**Requirement**
Each record below needs to be retyped exactly.

Records to process START

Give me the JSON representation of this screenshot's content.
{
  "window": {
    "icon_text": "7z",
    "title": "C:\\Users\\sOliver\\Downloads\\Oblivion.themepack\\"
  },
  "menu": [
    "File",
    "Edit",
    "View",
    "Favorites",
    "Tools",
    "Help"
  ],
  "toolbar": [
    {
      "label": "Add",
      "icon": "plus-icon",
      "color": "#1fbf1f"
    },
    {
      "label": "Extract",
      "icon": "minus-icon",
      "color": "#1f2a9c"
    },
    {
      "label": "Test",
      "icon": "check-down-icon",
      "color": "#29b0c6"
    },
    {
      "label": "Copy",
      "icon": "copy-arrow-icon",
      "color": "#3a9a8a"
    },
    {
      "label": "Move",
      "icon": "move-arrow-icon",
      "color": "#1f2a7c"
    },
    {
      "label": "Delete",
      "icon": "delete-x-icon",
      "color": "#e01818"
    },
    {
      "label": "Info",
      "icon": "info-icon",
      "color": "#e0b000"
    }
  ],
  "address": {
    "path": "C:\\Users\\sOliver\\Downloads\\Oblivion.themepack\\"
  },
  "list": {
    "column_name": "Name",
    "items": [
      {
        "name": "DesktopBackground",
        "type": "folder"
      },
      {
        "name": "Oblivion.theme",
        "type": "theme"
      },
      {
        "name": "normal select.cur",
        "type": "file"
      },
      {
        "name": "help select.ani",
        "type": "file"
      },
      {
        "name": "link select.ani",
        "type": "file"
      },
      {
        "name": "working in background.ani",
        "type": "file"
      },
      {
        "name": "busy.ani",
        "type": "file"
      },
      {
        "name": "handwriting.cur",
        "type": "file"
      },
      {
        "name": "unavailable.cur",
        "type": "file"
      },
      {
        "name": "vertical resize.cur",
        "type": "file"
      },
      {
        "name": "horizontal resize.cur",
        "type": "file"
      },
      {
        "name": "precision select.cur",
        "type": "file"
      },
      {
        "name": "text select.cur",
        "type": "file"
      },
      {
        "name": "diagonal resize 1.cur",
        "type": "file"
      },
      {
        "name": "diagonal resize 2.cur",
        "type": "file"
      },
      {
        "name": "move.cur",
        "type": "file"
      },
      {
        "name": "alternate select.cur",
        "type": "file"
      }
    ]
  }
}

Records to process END

**Answer to the exercise**
Give me the JSON representation of this screenshot's content.
{
  "window": {
    "icon_text": "7z",
    "title": "C:\\Users\\sOliver\\Downloads\\Oblivion.themepack\\"
  },
  "menu": [
    "File",
    "Edit",
    "View",
    "Favorites",
    "Tools",
    "Help"
  ],
  "toolbar": [
    {
      "label": "Add",
      "icon": "plus-icon",
      "color": "#1fbf1f"
    },
    {
      "label": "Extract",
      "icon": "minus-icon",
      "color": "#1f2a9c"
    },
    {
      "label": "Test",
      "icon": "check-down-icon",
      "color": "#29b0c6"
    },
    {
      "label": "Copy",
      "icon": "copy-arrow-icon",
      "color": "#3a9a8a"
    },
    {
      "label": "Move",
      "icon": "move-arrow-icon",
      "color": "#1f2a7c"
    },
    {
      "label": "Delete",
      "icon": "delete-x-icon",
      "color": "#e01818"
    },
    {
      "label": "Info",
      "icon": "info-icon",
      "color": "#e0b000"
    }
  ],
  "address": {
    "path": "C:\\Users\\sOliver\\Downloads\\Oblivion.themepack\\"
  },
  "list": {
    "column_name": "Name",
    "items": [
      {
        "name": "DesktopBackground",
        "type": "folder"
      },
      {
        "name": "Oblivion.theme",
        "type": "theme"
      },
      {
        "name": "normal select.cur",
        "type": "file"
      },
      {
        "name": "help select.ani",
        "type": "file"
      },
      {
        "name": "link select.ani",
        "type": "file"
      },
      {
        "name": "working in background.ani",
        "type": "file"
      },
      {
        "name": "busy.ani",
        "type": "file"
      },
      {
        "name": "handwriting.cur",
        "type": "file"
      },
      {
        "name": "unavailable.cur",
        "type": "file"
      },
      {
        "name": "vertical resize.cur",
        "type": "file"
      },
      {
        "name": "horizontal resize.cur",
        "type": "file"
      },
      {
        "name": "precision select.cur",
        "type": "file"
      },
      {
        "name": "text select.cur",
        "type": "file"
      },
      {
        "name": "diagonal resize 1.cur",
        "type": "file"
      },
      {
        "name": "diagonal resize 2.cur",
        "type": "file"
      },
      {
        "name": "move.cur",
        "type": "file"
      },
      {
        "name": "alternate select.cur",
        "type": "file"
      }
    ]
  }
}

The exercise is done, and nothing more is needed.